In contrast naming a professional independent registered investment advisor - sometimes referred to as a investment advisor trustee can add tremendous value to existing or new trusts by bringing much needed energy and superior investment options to the management and growth of trusts. 

In such cases, its even possible and often a very good idea to separate the mundane day-to-day administration of the trust and its distributions which can be handled by a professional corporate trust company or other responsible professional or individual from the task of investing the assets in the trust intelligently which can be assigned to an expert investment advisor, whose focus and responsibility is to bring investment acumen and skill to the team working on preserving and growing a particular trust.

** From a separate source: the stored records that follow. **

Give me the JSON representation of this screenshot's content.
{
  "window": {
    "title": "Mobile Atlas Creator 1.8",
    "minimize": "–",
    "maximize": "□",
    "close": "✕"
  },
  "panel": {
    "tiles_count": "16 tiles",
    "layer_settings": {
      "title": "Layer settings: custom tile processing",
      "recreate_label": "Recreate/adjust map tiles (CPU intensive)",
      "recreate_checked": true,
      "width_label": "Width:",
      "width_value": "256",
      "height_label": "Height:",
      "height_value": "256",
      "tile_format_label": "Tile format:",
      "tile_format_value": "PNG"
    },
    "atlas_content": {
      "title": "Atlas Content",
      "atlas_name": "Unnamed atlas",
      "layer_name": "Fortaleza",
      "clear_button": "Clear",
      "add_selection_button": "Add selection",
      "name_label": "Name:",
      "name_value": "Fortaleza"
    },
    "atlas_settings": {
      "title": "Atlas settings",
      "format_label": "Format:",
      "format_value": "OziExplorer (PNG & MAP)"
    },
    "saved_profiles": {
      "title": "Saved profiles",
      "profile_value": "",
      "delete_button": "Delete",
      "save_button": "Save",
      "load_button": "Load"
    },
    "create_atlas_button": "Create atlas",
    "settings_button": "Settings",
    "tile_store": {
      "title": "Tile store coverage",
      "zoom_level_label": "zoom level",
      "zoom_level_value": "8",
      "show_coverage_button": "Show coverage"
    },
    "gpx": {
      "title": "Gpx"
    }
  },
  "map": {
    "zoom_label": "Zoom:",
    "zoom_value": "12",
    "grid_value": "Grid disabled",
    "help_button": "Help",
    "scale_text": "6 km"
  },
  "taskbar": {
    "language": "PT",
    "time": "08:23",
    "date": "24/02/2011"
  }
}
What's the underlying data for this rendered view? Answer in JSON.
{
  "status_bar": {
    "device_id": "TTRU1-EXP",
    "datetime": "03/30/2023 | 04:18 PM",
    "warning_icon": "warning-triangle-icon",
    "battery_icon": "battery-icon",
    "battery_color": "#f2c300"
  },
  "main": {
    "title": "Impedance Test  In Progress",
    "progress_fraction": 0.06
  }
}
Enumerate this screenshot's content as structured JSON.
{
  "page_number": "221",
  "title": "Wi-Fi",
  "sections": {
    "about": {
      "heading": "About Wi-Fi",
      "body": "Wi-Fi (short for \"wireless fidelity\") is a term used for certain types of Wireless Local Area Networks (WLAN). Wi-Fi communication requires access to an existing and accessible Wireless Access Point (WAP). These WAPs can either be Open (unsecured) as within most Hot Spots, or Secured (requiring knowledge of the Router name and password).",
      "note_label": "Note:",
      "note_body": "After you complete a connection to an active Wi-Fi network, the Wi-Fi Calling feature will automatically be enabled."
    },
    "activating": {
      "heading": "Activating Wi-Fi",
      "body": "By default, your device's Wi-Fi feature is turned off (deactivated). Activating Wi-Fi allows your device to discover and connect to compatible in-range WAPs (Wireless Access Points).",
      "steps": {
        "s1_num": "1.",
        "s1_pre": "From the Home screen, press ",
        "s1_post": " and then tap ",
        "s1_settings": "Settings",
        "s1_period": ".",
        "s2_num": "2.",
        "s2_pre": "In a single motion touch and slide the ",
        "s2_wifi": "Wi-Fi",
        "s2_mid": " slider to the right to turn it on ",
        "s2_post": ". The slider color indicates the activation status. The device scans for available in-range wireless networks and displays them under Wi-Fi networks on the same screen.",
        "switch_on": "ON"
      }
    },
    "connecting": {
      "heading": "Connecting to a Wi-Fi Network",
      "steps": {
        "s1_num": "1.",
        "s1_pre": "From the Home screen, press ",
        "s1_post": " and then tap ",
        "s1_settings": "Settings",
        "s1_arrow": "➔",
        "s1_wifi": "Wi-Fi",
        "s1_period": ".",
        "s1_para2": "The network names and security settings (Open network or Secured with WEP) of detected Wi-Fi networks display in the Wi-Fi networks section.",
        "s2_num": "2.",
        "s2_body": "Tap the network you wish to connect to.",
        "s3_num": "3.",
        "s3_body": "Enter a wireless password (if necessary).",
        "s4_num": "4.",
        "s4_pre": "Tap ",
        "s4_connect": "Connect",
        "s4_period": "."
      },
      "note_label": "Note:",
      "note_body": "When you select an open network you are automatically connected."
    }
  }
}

Ridgewood Investments is experienced in managing and investing trusts in a way that maximizes their value for the intended beneficiaries.  If you have been considering setting up a new trust or have an existing trust that could benefit from an upgrade, Ridgewood Investments can advise you through all the steps needed to maximize the power and versatility of this powerful tool. 

We can work with your existing attorney and accountant or help you find and assemble the best professionals on your team along with our investment and financial structuring expertise to get it done right and efficiently on the first try or even improve the trust(s) you already have in place so that they create the maximum benefit for you and those you care about.

About the Author

High Net Worth Financial Advisor New Jersey

Kaushal “Ken” Majmudar, CFA founded Ridgewood Investments in 2002 and serves as our Chief Investment Officer with primary focus on managing our Value Investing based strategies. Ken graduated with honors from the Harvard Law School in 1994 after being an honors graduate of Columbia University in 1991 with a bachelor’s degree in Computer Science. Prior to founding Ridgewood Investments in late 2002, Ken worked for seven years on Wall Street as an investment banker at Merrill Lynch and Lehman Brothers where he has extensive experience working on initial public offerings, mergers and acquisitions transactions and other corporate finance advisory work for Fortune 1000 companies. He is admitted to the bar in New York and New Jersey though retired from the practice of law.

Ken’s high level experience and work with clients has been recognized and cited on multiple occasions. He is a noted value investor who has written and spoken extensively on the subject of value investing and intelligent investing. He has been a member of the Value Investors Club – an online members-only group for skilled value investors founded by Joel Greenblatt, SumZero – an online community for professional investors, and has also written for SeekingAlpha – among others. Ken is active in leading professional groups for investment managers as a member of both the CFA Institute and the New York Society of Securities Analysts.